> **Items from a data source**:
Start of Block
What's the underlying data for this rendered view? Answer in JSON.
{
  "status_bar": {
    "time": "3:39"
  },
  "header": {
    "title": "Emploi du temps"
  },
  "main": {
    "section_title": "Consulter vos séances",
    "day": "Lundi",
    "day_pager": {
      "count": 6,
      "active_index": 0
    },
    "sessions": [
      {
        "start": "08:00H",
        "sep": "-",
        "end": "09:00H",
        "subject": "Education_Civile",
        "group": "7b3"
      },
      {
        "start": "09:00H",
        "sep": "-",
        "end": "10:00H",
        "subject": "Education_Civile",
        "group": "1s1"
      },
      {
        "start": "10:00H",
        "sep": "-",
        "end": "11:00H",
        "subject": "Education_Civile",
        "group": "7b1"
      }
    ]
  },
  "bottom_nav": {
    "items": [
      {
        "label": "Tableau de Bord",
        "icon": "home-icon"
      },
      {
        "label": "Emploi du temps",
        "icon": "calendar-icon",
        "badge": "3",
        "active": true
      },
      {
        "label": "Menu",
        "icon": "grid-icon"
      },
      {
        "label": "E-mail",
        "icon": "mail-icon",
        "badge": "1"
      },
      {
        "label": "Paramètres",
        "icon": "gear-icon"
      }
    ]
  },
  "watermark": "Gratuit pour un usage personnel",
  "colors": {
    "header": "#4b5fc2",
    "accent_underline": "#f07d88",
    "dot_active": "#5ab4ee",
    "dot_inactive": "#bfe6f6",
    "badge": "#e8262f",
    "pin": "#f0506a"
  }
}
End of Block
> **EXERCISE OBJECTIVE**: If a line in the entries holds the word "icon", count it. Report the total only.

> **SOLVED PROBLEM**: 5